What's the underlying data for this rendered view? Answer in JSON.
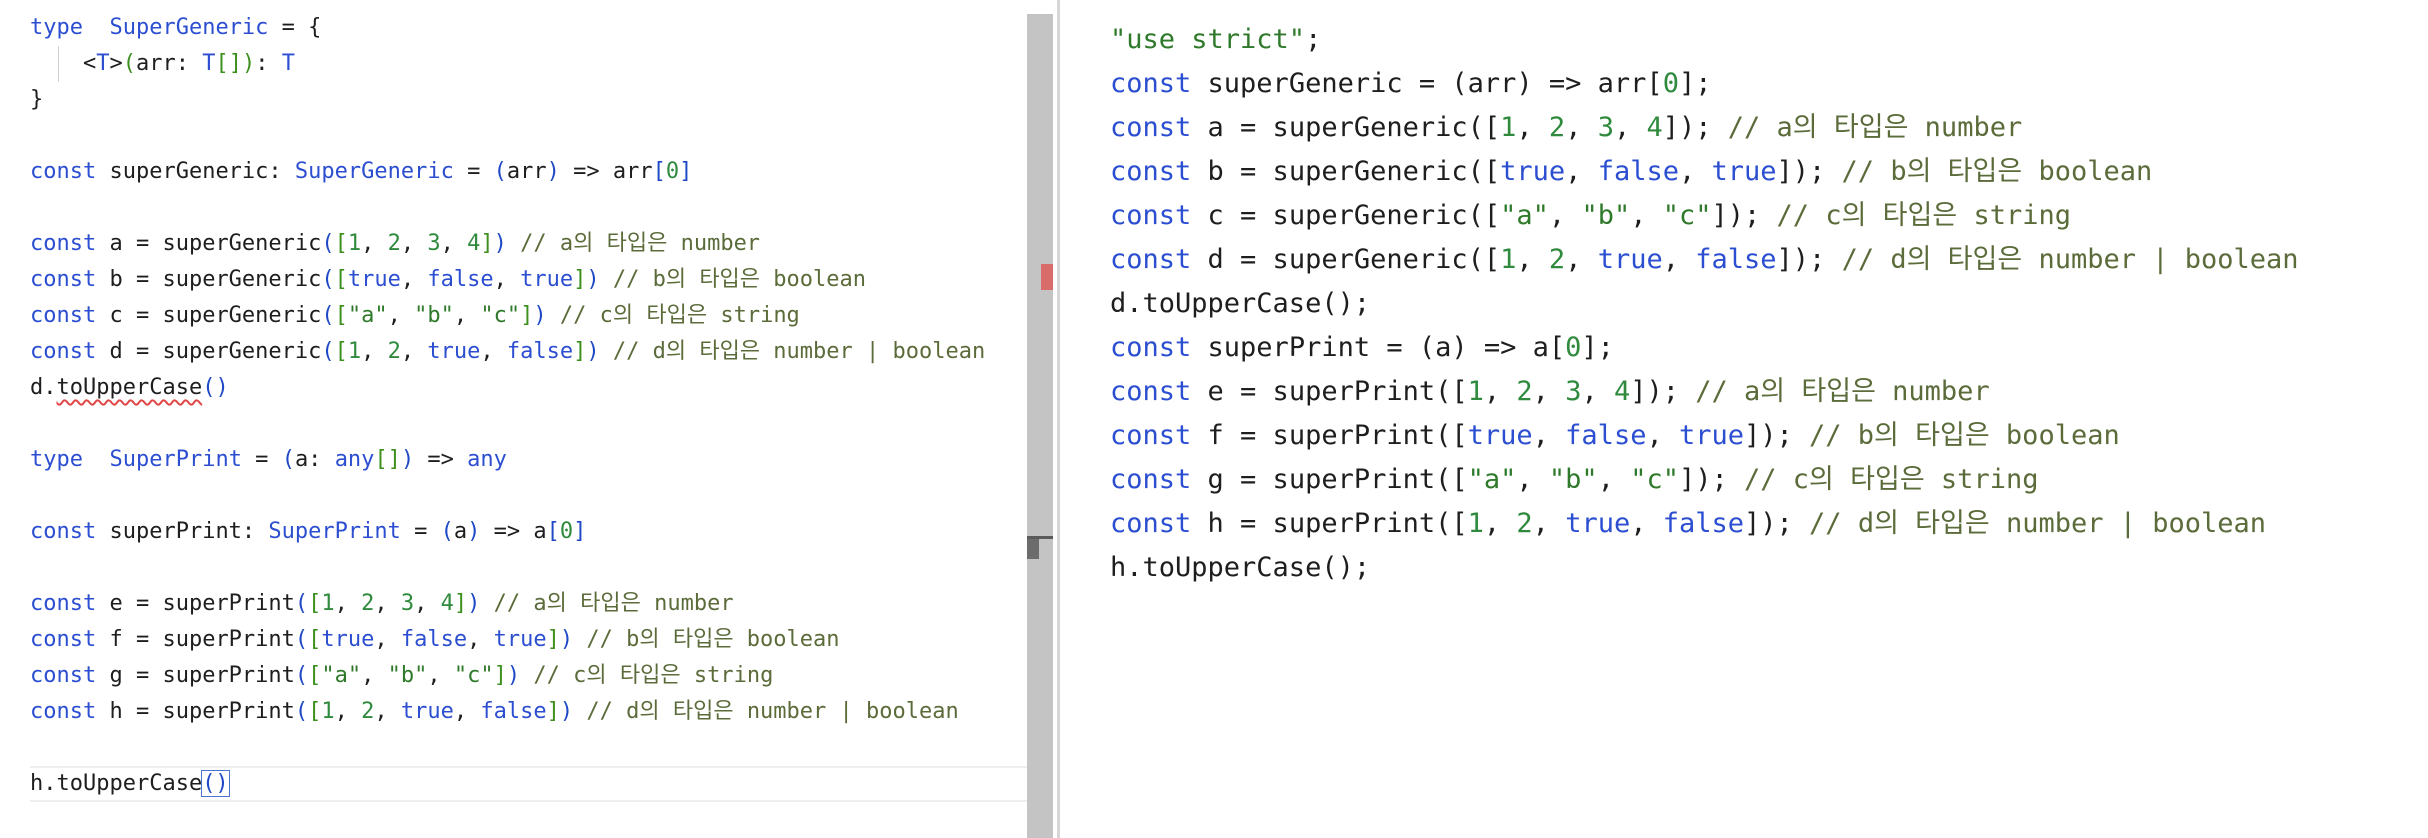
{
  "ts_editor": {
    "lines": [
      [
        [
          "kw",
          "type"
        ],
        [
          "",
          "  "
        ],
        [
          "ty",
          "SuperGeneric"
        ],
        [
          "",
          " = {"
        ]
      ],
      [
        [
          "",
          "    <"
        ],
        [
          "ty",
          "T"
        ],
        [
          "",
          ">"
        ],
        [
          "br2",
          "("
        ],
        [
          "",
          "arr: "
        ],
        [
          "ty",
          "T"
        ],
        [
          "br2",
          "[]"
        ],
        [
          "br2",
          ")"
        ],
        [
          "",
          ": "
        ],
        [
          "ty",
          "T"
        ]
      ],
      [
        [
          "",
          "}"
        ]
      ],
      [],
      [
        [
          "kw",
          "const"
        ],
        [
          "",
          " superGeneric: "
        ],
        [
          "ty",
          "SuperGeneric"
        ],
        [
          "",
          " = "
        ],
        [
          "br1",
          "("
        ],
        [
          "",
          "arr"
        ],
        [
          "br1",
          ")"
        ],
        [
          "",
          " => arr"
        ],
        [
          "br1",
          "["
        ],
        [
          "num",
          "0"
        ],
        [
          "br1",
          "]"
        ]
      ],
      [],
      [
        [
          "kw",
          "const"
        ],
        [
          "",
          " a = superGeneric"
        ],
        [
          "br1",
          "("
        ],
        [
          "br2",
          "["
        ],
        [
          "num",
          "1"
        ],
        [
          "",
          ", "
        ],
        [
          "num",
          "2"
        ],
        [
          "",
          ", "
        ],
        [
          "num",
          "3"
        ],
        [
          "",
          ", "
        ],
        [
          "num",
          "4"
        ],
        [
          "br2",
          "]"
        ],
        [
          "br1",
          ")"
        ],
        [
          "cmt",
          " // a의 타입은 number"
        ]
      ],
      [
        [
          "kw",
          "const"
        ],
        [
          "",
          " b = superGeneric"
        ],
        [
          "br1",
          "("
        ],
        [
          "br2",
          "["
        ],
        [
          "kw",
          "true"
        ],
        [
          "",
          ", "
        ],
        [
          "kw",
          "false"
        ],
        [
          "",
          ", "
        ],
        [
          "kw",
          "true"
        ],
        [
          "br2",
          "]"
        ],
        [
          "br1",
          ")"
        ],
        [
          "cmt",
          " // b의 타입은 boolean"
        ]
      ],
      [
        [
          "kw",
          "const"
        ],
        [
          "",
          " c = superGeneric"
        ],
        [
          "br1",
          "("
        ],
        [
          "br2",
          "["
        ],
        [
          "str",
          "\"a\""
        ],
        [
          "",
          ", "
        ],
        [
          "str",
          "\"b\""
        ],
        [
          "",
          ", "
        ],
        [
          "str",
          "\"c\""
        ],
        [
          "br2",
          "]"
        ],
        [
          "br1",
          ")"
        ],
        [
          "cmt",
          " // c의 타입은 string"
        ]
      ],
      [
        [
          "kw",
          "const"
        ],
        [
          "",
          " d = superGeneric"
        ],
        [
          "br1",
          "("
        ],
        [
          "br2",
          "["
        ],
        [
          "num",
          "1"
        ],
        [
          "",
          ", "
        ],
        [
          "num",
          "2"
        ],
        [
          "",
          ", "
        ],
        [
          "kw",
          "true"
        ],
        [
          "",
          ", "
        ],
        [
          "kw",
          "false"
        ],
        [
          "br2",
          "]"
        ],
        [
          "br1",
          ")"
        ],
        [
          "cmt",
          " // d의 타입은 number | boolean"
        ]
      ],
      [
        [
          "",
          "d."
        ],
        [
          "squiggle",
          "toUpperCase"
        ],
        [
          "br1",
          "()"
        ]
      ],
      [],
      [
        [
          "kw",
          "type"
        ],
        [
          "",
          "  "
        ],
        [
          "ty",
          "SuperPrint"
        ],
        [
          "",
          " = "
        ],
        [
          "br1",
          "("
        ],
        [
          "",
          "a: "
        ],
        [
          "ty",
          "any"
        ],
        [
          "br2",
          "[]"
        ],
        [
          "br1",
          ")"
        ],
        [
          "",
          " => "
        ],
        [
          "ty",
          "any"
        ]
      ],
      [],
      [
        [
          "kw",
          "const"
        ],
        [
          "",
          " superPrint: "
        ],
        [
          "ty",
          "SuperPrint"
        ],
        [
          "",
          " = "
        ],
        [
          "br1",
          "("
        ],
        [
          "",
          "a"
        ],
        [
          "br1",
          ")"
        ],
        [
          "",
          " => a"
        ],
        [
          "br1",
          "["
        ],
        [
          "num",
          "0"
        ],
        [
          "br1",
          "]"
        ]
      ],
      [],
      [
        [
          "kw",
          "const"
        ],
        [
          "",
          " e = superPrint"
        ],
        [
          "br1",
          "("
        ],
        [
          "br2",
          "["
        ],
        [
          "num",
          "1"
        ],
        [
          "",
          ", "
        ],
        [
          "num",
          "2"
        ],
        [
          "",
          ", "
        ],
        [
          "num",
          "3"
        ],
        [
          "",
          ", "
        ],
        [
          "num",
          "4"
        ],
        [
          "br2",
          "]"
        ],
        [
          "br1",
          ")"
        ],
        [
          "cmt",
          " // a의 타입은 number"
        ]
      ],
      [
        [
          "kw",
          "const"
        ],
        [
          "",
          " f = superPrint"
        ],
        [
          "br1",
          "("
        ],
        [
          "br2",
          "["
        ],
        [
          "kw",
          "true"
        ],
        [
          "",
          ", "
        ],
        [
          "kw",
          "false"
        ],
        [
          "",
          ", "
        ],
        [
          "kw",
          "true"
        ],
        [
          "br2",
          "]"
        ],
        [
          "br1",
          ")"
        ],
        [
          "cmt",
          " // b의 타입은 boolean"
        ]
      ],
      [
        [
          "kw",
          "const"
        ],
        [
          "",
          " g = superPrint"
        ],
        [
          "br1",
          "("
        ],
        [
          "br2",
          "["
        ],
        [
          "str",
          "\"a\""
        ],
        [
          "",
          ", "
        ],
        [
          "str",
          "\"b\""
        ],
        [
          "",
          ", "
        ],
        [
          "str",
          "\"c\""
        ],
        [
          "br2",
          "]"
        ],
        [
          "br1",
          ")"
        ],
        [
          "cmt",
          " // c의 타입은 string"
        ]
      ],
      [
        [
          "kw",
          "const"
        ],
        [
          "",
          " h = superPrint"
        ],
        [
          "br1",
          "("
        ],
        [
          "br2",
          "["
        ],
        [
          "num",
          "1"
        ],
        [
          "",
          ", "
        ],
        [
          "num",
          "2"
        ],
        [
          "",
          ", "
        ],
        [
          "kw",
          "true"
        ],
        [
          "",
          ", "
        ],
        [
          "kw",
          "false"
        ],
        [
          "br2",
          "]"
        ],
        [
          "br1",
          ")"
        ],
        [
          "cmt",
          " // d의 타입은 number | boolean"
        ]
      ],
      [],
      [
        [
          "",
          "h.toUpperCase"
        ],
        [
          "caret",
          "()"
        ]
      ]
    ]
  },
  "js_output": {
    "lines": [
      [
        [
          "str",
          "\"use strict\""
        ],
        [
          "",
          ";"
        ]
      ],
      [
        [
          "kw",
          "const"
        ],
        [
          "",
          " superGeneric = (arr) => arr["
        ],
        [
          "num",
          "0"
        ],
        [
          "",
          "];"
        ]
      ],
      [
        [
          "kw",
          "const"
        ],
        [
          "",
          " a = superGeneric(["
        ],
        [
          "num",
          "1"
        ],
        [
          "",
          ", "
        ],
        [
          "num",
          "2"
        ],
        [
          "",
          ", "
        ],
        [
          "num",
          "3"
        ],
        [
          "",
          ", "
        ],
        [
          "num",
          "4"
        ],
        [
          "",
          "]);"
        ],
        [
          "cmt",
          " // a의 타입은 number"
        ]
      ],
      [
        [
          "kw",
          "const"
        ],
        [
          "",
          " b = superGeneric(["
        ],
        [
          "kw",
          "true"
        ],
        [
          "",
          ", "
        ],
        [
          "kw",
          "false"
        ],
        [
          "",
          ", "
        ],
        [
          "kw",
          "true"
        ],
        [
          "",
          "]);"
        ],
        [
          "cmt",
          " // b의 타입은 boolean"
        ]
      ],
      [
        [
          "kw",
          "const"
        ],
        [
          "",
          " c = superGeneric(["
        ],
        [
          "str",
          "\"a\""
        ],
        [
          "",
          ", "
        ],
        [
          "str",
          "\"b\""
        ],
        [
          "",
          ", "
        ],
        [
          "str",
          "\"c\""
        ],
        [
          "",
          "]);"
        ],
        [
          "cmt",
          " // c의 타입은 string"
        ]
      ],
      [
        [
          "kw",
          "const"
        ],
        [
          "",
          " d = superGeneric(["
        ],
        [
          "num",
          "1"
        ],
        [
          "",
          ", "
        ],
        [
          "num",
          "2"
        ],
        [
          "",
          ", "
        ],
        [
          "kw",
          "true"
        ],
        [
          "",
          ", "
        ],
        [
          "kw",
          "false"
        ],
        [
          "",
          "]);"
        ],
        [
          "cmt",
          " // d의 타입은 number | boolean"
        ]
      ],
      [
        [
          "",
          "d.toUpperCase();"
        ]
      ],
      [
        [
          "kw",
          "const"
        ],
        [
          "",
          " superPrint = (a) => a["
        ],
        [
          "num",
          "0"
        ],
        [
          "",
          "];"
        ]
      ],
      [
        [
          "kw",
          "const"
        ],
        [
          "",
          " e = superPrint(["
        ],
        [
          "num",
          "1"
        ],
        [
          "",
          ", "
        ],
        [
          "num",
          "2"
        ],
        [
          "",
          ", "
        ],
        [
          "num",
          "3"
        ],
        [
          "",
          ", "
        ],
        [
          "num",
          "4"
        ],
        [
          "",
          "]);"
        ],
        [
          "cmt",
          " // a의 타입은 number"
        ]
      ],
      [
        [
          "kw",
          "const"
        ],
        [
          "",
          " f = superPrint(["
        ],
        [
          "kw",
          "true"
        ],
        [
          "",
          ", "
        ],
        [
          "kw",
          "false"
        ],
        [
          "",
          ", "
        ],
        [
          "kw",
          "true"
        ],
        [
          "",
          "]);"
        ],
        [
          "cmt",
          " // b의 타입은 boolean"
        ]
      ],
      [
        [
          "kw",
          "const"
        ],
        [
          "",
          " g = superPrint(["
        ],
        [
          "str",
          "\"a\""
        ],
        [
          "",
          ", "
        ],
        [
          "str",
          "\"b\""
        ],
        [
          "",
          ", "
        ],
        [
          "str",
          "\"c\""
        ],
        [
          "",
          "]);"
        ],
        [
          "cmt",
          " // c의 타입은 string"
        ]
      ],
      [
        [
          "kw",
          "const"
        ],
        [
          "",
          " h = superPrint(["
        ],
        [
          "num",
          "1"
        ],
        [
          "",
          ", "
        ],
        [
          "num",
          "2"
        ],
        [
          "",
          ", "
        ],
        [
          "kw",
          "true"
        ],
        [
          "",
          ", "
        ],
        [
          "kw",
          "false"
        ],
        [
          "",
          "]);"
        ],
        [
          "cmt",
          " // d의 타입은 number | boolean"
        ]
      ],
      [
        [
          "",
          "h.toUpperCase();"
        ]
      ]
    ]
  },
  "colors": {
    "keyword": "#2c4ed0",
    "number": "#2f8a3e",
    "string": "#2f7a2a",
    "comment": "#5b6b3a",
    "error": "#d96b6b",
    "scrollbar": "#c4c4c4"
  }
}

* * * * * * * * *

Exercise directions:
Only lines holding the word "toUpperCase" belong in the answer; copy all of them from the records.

Problem solution:
          "toUpperCase"
          "h.toUpperCase"
          "d.toUpperCase();"
          "h.toUpperCase();"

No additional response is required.